Fake and real news merge over the Olympics. High on Playboy’s fake news list are reports of pending cancellation. The International Olympic Committee and the World Health Organization are in talks heading in that direction. They’re (apparently) not — but seriously, what of the Summer Games? Will it be business as usual? Shukan Post magazine this month reminds us that the SARS epidemic of 2002-03 raged eight months. Figuring the same eight months here too, COVID-19 will still be at large when the Olympics bring together some 10 million people from all over the world. The terrifying potential of that needs no elaboration. Fake news can go on vacation. Real news will be improbable enough.
There’s fake and fake. We fake fraudulently, or mischievously, or mistakenly, as when, deceived ourselves, we deceive others. Sometimes we deceive in order to do good. Apropos is a striking headline in the January issue of Bungei Shunju magazine: “Why I sell fake medicine.”
That’s perhaps too literal a translation. What the company Naoki Mizuguchi founded in 2014 manufactures and sells is placebo medicine. Placebos look like medicine, taste like medicine and may be prescribed like medicine, but are not medicine. They have no medicinal effect. The “placebo effect” is psychological. You’re assured it works, you believe it works — it works! You feel better! You’re cured! Fake? Fraud?

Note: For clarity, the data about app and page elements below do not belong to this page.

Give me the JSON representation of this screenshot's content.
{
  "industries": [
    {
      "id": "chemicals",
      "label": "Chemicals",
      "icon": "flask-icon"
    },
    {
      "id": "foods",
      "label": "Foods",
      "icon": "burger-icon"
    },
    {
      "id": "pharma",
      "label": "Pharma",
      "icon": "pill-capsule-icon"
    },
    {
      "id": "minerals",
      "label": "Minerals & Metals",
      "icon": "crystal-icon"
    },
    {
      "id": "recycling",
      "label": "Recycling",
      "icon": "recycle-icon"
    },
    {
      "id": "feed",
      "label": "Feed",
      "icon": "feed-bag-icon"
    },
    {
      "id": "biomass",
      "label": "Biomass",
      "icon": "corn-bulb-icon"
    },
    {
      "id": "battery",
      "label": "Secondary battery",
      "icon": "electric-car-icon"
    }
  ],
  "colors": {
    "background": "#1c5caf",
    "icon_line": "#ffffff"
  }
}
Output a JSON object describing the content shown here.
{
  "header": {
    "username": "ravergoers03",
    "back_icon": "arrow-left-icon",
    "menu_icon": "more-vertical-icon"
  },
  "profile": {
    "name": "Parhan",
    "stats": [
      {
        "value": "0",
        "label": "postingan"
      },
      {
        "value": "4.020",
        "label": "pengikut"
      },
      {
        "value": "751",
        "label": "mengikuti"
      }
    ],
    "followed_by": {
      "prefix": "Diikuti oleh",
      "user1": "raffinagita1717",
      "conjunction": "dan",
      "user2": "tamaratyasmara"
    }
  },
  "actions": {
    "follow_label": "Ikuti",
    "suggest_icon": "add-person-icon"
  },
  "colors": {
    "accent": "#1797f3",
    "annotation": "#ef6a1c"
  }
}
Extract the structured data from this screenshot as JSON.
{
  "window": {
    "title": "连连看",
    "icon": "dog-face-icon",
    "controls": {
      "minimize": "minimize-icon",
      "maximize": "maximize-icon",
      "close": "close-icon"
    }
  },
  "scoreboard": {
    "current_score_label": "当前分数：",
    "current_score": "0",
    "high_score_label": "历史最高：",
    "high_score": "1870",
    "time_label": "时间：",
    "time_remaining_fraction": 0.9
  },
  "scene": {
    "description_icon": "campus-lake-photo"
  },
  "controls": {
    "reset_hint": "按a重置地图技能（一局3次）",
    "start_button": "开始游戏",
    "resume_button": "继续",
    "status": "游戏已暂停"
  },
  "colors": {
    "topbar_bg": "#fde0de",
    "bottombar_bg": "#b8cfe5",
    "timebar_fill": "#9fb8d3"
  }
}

Not, certainly, when they’re used in clinical testing to measure the effectiveness of newly developed real drugs. But Mizuguchi’s prime clients are caregivers. They, at least, know what his company is up to — its name says it all: Placebo Pharmaceutical.
The infirm elderly in particular, he writes in Bungei Shunju, are eager consumers of medicine, always pressing their doctors for more pills, higher dosages. Such is their eagerness to recover what time and age have all too often, and often irretrievably, deprived them of — well-being, mobility, freedom from pain.
They ask too much. Medication eases chronic symptoms but doesn’t cure them. Meeting patients’ demands for higher dosages risks dangerous side effects. “Caregivers explain this,” Mizuguchi says, “but patients in pain or disabled can be impervious to persuasion.”
If a placebo satisfies the patient without doing harm, does the deception involved render the business unethical? One might well be inclined to stretch a point and let it pass. And yet there is an ethical problem. Mizuguchi raises it himself. What about “informed consent?”
An older generation of doctors scorned to descend to their patients’ level. They commanded, and patients obeyed — contentedly, for the most part; secure in their faith that doctors knew their business. Informed consent, unknown then, is generally unquestioned now. Patients are not dictated to. They and their doctors discuss and agree on treatment, following sufficient explanation from doctors enabling patients to intelligently decide their own medical fates.
“Prescribing placebos,” Mizuguchi acknowledges, “violates the principle of informed consent.” Well, what is one to do? If you say frankly to the patient, “This is a placebo, it has no medicinal effect,” you destroy the placebo effect.
And if you limit fake news, do you destroy freedom of speech?
Playboy urges healthy skepticism. “Don’t instantly believe everything you read,” it says. “Don’t instantly retweet.” Pause. Count to 10. Check the facts — with the NPO FactCheck Initiative Japan, for example. The facts are grim enough. They need no ghoulish embellishment.
Big in Japan is a weekly column that focuses on issues being discussed by domestic media organizations. Michael Hoffman’s latest book is an essay collection titled “Fuji, Sinai, Olympos.”